The nation’s top cybersecurity experts convened at the University of Florida to discuss the latest developments in network, software and hardware security.

FICS Research Co-Director Mark Tehranipoor (left) and UF President Kent Fuchs (second from right) with conference attendees

The core message? Collaboration is key.

The push to share new ideas, emerging solutions – and even, potential threats – with the cybersecurity community echoed throughout the two-day conference, hosted by the Florida Institute for Cybersecurity Research (FICS Research) at UF.   

UF President Kent Fuchs, who welcomed more than 230 attendees to the event, addressed the implications of an increasingly connected world.

It is an era in which the world we live in depends on network connections in everything we do, Fuchs explained. The potential for cybersecurity threats continues to grow, and global society needs bold ideas and innovations to address these challenges.

This is a team sport.

Greg Akers presents Tehranipoor with Cisco’s command coin.

Keynote speaker and industry representative, Greg Akers noted that the issue of cybersecurity is evolving. Akers, who serves as the Chief Technology Officer of Security & Trust Organization and Senior Vice President of Advanced Security Initiatives at Cisco Systems, says no one can solve these problems by themselves.

“This is a team sport,” he said. “It’s all about innovation and building a community of people to manage risks, so our findings can be mutually beneficial to everyone.”

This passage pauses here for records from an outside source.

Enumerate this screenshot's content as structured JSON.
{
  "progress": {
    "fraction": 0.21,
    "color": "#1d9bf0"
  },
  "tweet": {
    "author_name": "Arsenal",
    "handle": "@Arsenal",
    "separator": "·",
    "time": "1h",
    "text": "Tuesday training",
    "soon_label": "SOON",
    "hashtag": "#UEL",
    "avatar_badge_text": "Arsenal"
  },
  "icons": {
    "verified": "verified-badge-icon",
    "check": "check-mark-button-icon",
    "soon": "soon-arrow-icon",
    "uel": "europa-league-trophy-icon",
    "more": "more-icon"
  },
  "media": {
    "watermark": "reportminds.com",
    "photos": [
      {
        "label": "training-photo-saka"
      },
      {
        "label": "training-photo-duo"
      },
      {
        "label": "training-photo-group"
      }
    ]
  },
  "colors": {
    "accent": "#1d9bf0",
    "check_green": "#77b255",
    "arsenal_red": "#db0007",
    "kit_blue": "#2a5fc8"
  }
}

Akers went on to recognize Mark Tehranipoor, FICS Research co-director and the Intel Charles E. Young Preeminence Endowed Chair Professor in Cybersecurity at UF for being a leader in building that community.

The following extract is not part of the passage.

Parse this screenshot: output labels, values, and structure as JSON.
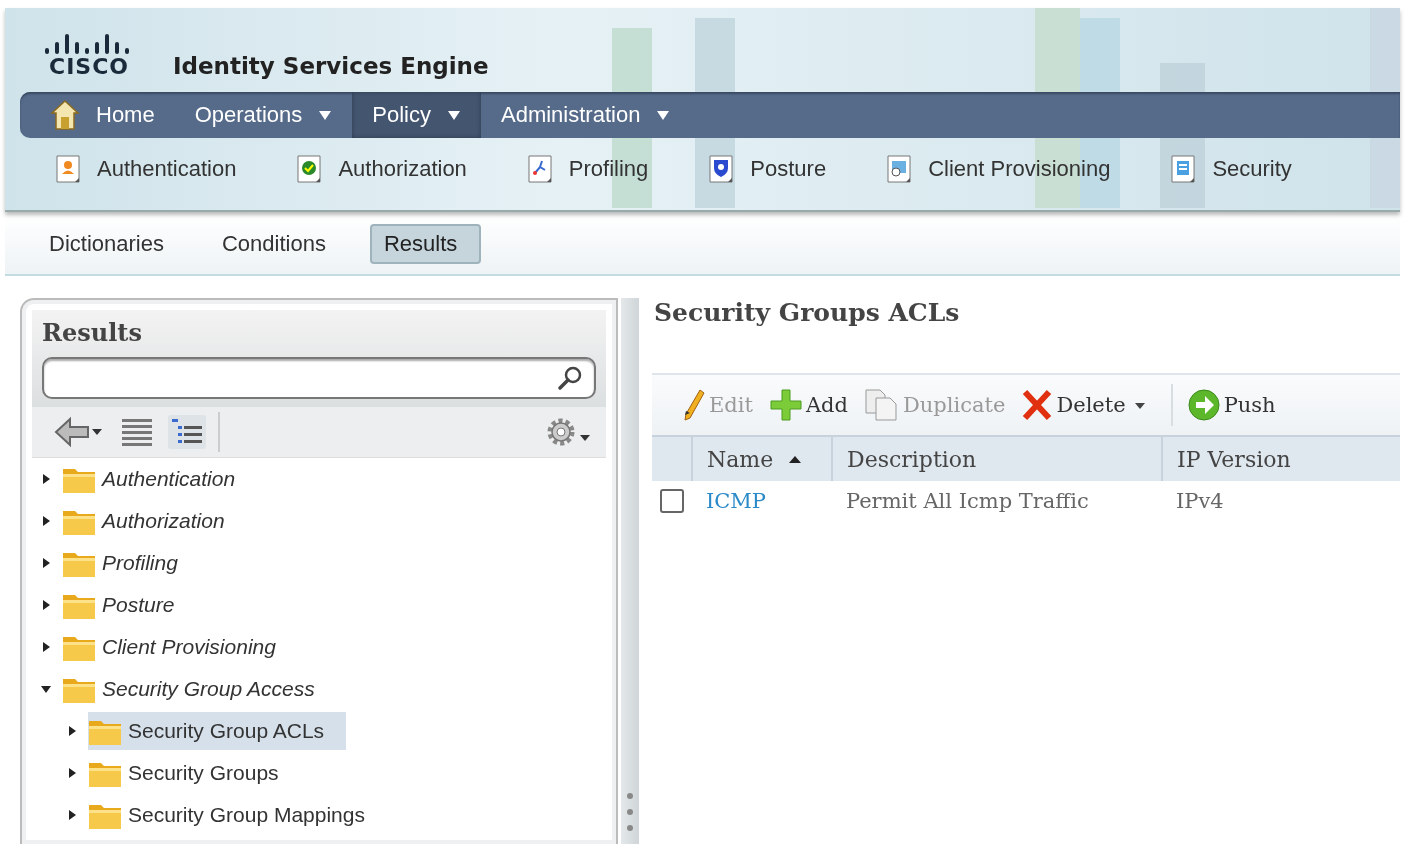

Tehranipoor was presented with Cisco’s command coin, a symbol of being a champion of change in protecting our nation’s security. 

No One is Immune to Cyberattacks

FICS Research posters

Tehranipoor, who leads FICS Research, explained that the conference, now in its third year, has brought significant attention to the need for continued engagement and R&D investment to stay ahead of the ever-evolving and increasingly sophisticated threat landscape.

“The fact that no one is immune to cyberattacks makes everyone a stakeholder,” said Tehranipoor.  “Just as cyber criminals are experts in sharing information about exploits and vulnerabilities, we continue to foster a community here at FICS Research and UF where information is freely exchanged to cultivate major breakthroughs.”

FICS Research is one of the only institutes nationwide that encompasses a multitude of cybersecurity and assurance aspects including hardware, network, mobile, big data, internet of things (IOT), applied crypto and more. In the last year, three faculty at the Herbert Wertheim College of Engineering (Yier Jin, Navid Asadizanjani and Sandip Ray) joined the growing team of experts. The institute also has about 100 enrolled Ph.D. students who continue to establish ongoing collaboration with representatives from industry, government and other academic institutions. 

To learn more about FICS Research, visit: fics.institute.ufl.edu